Nature’s prehistoric upthrust of the Red Rocks area began some 70 to 40 million years ago with a geological event called the Laramide orogeny. Of the numerous formations, sharp-angled Creation Rock is the giant that attracts the most attention, towering 500 feet from its base. To the left, forming what boosters used to call “the Gateway of Heaven and Earth,” is Ship Rock, which at night looks like a gigantic ocean liner.
In 1911, opera star Mary Garden became the first nationally reknowned musical act to give a concert at Red Rocks, then christened Garden of the Titans. Before long, Red Rocks came to be considered one of the Natural Wonders of the World, with numerous opera companies and orchestras taking advantage of the site’s unique combination of natural aesthetics and acoustics. By the 1950s, solo artists began to appear regularly.
Red Rocks Amphitheatre as we know it was constructed from 1936 to 1941 by Civilian Conservation Corps (CCC) youths, with an assist from the Works Progress Administration (WPA), which built roads and parking lots.

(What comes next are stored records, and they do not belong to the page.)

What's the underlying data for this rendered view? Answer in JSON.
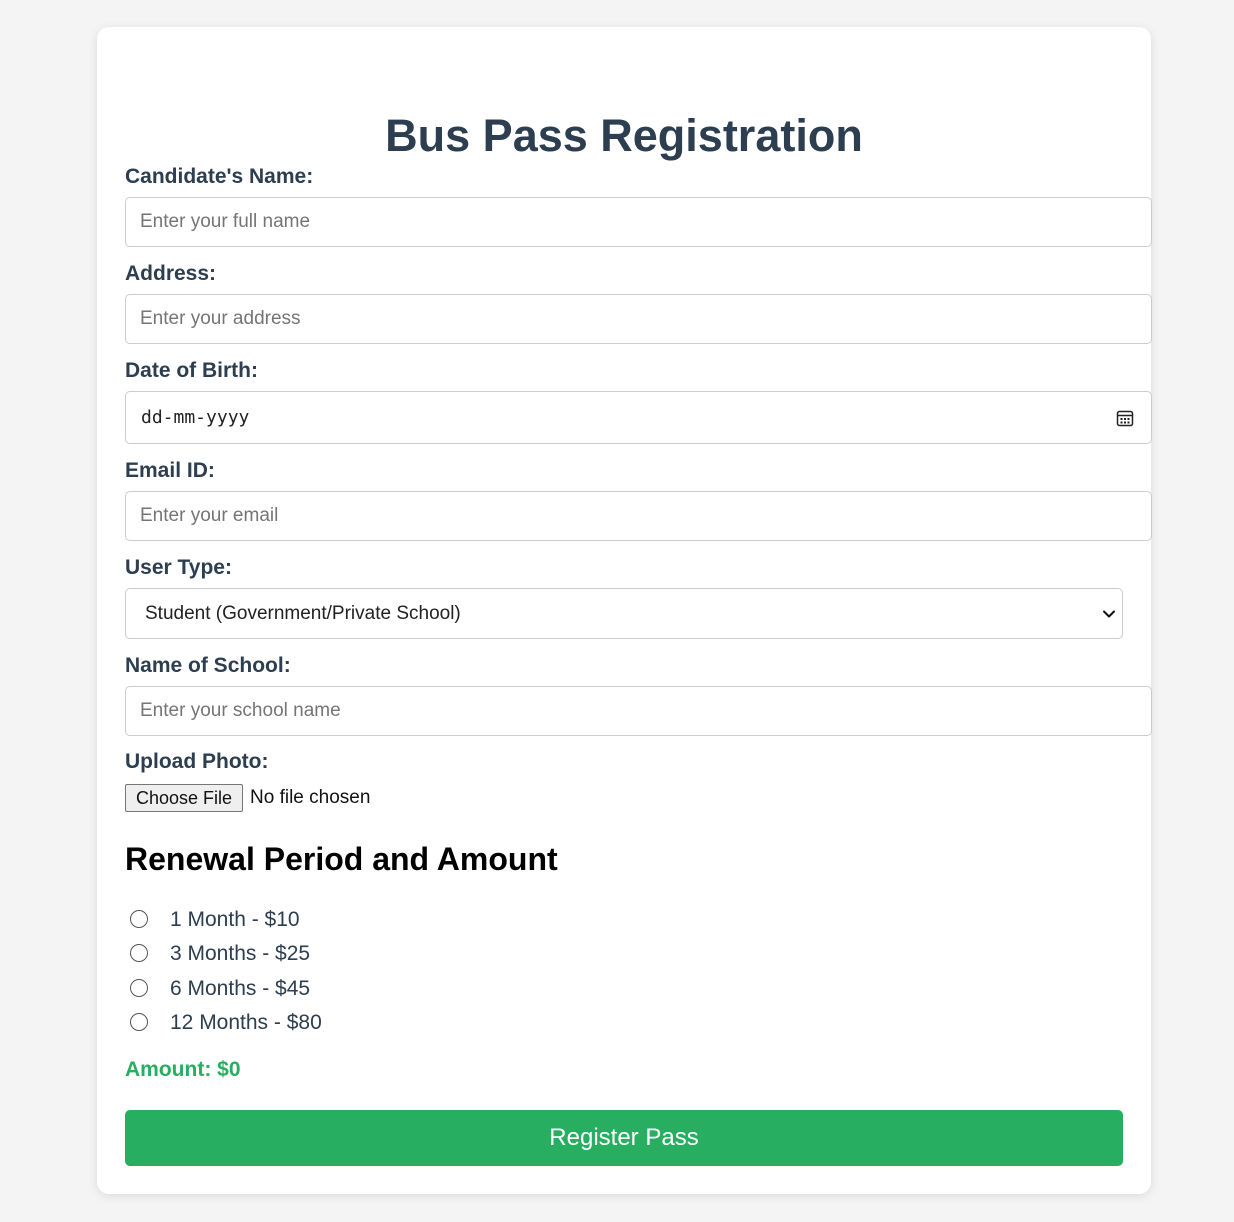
{
  "form": {
    "title": "Bus Pass Registration",
    "name": {
      "label": "Candidate's Name:",
      "placeholder": "Enter your full name"
    },
    "address": {
      "label": "Address:",
      "placeholder": "Enter your address"
    },
    "dob": {
      "label": "Date of Birth:",
      "placeholder": "dd-mm-yyyy",
      "icon": "calendar-icon"
    },
    "email": {
      "label": "Email ID:",
      "placeholder": "Enter your email"
    },
    "user_type": {
      "label": "User Type:",
      "selected": "Student (Government/Private School)",
      "icon": "chevron-down-icon"
    },
    "school": {
      "label": "Name of School:",
      "placeholder": "Enter your school name"
    },
    "photo": {
      "label": "Upload Photo:",
      "button_label": "Choose File",
      "status": "No file chosen"
    },
    "renewal": {
      "heading": "Renewal Period and Amount",
      "options": [
        {
          "label": "1 Month - $10",
          "checked": false
        },
        {
          "label": "3 Months - $25",
          "checked": false
        },
        {
          "label": "6 Months - $45",
          "checked": false
        },
        {
          "label": "12 Months - $80",
          "checked": false
        }
      ]
    },
    "amount_text": "Amount: $0",
    "submit_label": "Register Pass"
  },
  "colors": {
    "accent": "#27ae60",
    "heading": "#2c3e50",
    "background": "#f4f4f4"
  }
}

The CCC was Franklin D. Roosevelt’s pet project in pushing anti-Depression New Deal legislation. The workers dynamited, dug, embedded structural steel, and then reshaped stone and tiers of concrete seats over it.

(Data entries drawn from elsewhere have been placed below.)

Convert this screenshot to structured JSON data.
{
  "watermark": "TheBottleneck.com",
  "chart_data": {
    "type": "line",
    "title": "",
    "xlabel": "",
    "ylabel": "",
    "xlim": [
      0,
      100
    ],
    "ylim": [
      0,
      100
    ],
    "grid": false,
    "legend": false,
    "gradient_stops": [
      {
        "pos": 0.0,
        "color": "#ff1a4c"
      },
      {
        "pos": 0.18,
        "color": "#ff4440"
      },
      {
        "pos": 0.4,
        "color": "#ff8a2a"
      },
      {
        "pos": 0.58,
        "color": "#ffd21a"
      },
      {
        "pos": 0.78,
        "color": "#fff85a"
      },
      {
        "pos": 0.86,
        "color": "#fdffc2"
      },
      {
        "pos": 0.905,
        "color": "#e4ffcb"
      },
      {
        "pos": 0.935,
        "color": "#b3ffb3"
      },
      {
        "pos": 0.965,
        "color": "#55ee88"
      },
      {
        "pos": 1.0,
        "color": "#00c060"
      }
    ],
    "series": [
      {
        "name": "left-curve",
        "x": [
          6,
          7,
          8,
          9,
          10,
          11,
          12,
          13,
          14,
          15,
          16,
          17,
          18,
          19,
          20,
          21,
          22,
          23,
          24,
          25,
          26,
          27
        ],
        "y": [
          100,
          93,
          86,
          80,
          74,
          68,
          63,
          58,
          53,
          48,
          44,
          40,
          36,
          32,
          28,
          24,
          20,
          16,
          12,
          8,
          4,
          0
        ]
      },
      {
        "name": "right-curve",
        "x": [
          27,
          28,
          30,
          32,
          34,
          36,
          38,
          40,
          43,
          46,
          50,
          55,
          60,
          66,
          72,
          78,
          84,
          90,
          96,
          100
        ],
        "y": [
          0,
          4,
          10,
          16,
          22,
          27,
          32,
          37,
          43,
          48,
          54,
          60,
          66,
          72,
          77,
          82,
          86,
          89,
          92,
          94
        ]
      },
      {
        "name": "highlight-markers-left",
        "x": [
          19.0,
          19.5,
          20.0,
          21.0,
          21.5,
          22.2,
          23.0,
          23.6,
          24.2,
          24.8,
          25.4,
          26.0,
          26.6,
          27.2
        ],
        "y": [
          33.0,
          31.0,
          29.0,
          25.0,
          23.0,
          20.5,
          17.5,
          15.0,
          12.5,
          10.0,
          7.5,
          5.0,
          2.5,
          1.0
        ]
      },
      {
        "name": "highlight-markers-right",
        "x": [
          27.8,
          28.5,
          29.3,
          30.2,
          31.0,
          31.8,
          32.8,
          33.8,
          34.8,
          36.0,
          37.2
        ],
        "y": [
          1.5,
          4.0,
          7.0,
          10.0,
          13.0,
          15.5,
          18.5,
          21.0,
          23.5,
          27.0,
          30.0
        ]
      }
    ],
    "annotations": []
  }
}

Red Rocks Amphitheatre is heralded as America’s most important outdoor music venue, and every star in the musical galaxy has aspired to play on this special and magical stage. Among the highlights are the legendary Beatles show in 1964, Bruce Springsteen’s first-ever outdoor concert in 1978, and U2’s career-making 1983 video shoot.